JPMorgan Chase closed out a bumper year that yielded a record $48.3 billion in profit in 2021, while reporting lower quarterly earnings despite the performance of investment bankers who raised money for companies and arranged corporate deals.
The bank, the country’s largest by assets, reported flat revenue compared with the final quarter of 2020, although profit fell 14 percent to $10.4 billion in the three months ending in December. Even so, its earnings of $3.33 a share surpassed analysts’ expectations.
Much of the decline was a result of the bank raising pay and spending more on technology, the company said in its earnings statement.
“The consumer is in really good shape” despite potential challenges from the Omicron variant and inflation, Jamie Dimon, JPMorgan’s chief executive, told analysts on a conference call. “Businesses, equally, are in very good shape.”
The company’s investment bankers capped a blockbuster year with a 37 percent jump in fees, while revenue for the banking unit surged 28 percent to $5.3 billion. Its asset and wealth management division also benefited from higher management fees and growth in deposits and loans.
But there were also laggards: Profit for the bank’s consumer division, which caters to Main Street customers, fell 2 percent to $4.2 billion. Revenue from trading fell 11 percent from a record fourth quarter a year ago, to $5.3 billion, but was still up compared with the same period in 2019.
Like JPMorgan, Citigroup reported lower fourth-quarter profit. Even so, its annual profit nearly doubled to $21.9 billion.
Net income slid 26 percent to $3.2 billion in the quarter, but still exceeded analyst forecasts. In an effort to streamline its business, the company is selling some overseas units. On Thursday, it announced a $3.6 billion sale of consumer operations in Indonesia, Malaysia, Thailand and Vietnam to UOB Group. It is also exiting from Mexico’s retail market.

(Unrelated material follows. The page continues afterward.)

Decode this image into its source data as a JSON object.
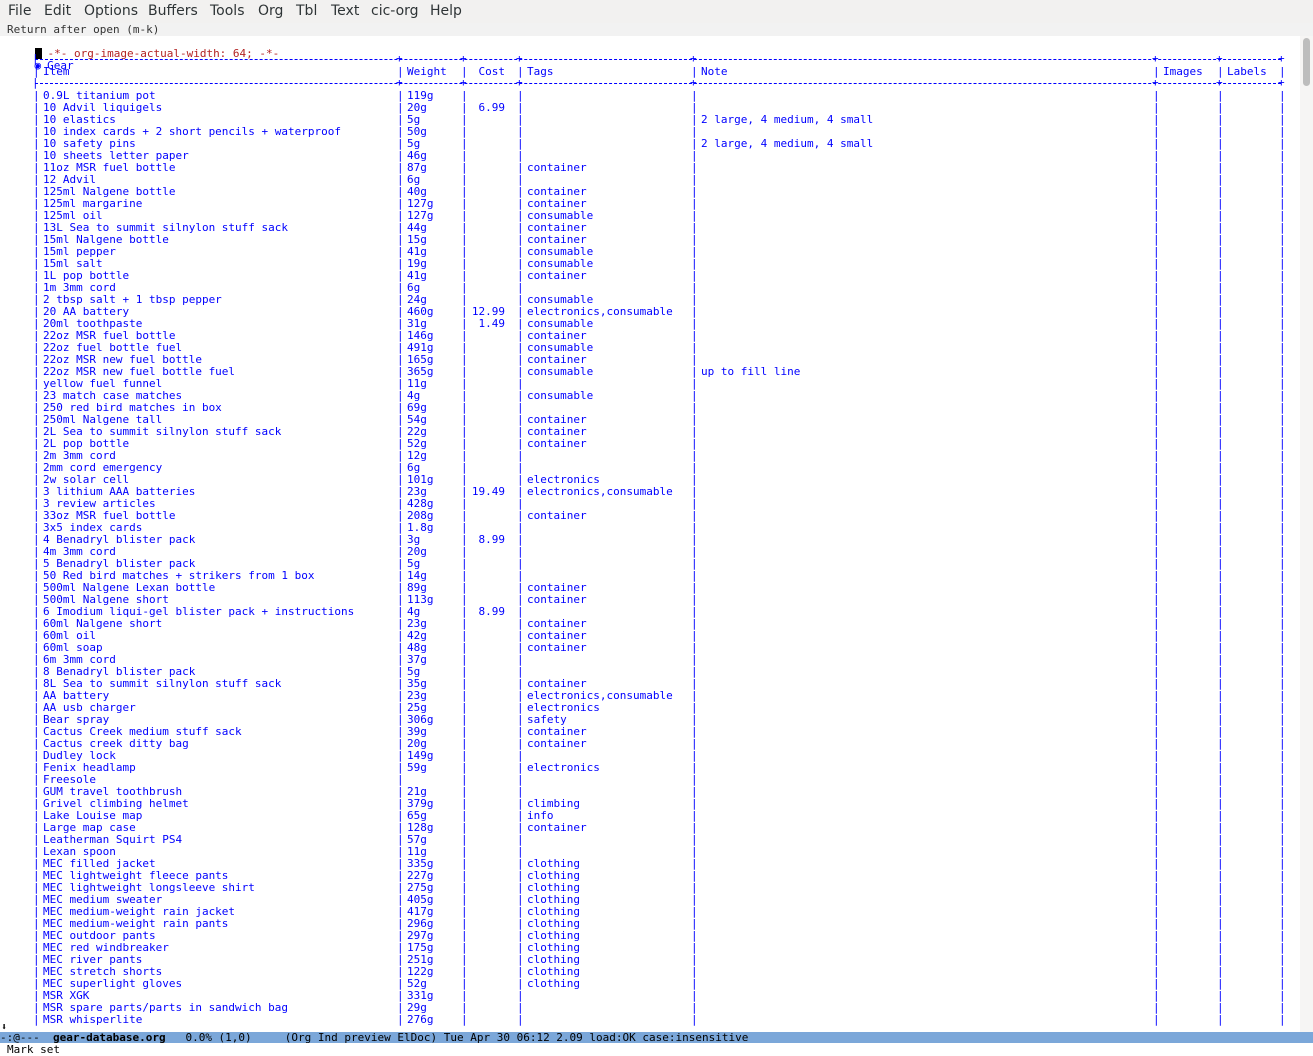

Wells Fargo bucked the trend: Its fourth-quarter net income increased 86 percent to $5.8 billion, beating analyst expectations. Full-year profit rose to $21.5 billion in 2021, more than six times that of 2020. That year, the bank stockpiled rainy-day funds in case of a surge in loan defaults that did not materialize and was weighed down by efforts to clean up its fake accounts scandal.
“Everybody seems to be getting more and more confident that the recovery is continuing,” Michael P. Santomassimo, the company’s chief financial officer, said on a conference call. Given consumer spending and business activity, “we’re optimistic,” he said.
Bank stocks have risen 11 percent in the past month as investors predicted the Federal Reserve would raise interest rates this year to get inflation under control. Rising rates would clear a path for banks to increase profits because they can charge customers more in interest.
Executives at the nation’s biggest lenders have been upbeat about the economy in recent months, particularly during periods that the pandemic ebbed. They remained optimistic Friday, but acknowledged the potential for disruptions from rising inflation and surging coronavirus cases, which have caused staffing shortages in schools and businesses.
Inflation rose to the highest level in four decades at the end of last year. Rising prices have knocked consumer confidence and made businesses more uncertain about the future of the pandemic-stricken economy.
Three other major U.S. lenders — Bank of America, Goldman Sachs and Morgan Stanley — report their earnings next week.